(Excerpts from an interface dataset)
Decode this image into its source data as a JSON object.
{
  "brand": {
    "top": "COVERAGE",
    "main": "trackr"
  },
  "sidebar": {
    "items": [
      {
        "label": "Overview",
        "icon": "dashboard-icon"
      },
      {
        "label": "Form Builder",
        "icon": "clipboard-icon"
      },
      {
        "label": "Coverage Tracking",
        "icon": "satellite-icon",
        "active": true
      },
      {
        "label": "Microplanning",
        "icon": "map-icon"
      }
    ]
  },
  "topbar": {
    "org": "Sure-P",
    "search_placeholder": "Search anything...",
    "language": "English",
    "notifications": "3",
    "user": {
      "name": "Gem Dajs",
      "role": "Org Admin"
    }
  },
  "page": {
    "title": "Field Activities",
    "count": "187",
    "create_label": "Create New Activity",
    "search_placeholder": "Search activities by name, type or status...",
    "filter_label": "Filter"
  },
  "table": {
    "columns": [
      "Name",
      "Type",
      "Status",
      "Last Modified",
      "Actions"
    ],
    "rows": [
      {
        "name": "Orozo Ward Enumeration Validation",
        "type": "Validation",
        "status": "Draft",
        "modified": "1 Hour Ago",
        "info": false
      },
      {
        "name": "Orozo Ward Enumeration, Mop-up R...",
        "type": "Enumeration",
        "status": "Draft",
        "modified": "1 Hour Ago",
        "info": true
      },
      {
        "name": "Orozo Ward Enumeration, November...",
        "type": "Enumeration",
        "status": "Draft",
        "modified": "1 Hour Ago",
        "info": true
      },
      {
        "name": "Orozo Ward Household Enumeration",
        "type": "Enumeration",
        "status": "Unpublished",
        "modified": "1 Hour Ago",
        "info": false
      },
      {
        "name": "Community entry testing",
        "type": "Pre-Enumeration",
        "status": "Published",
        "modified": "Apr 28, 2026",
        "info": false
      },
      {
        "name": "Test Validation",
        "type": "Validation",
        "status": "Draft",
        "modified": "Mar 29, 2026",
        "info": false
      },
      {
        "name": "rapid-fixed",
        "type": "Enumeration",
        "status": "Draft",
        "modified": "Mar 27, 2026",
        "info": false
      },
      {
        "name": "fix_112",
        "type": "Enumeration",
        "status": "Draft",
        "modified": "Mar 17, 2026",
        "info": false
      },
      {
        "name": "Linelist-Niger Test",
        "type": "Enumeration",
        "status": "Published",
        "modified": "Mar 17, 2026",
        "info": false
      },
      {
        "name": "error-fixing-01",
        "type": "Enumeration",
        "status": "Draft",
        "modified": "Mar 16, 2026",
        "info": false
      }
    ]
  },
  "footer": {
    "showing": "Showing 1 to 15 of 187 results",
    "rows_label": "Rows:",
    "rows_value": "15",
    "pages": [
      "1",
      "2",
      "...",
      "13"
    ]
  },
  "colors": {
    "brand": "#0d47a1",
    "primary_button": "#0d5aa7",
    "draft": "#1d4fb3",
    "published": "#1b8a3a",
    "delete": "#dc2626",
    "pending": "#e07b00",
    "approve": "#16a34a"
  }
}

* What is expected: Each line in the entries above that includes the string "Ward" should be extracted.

* Exercise answer:
        "name": "Orozo Ward Enumeration Validation",
        "name": "Orozo Ward Enumeration, Mop-up R...",
        "name": "Orozo Ward Enumeration, November...",
        "name": "Orozo Ward Household Enumeration",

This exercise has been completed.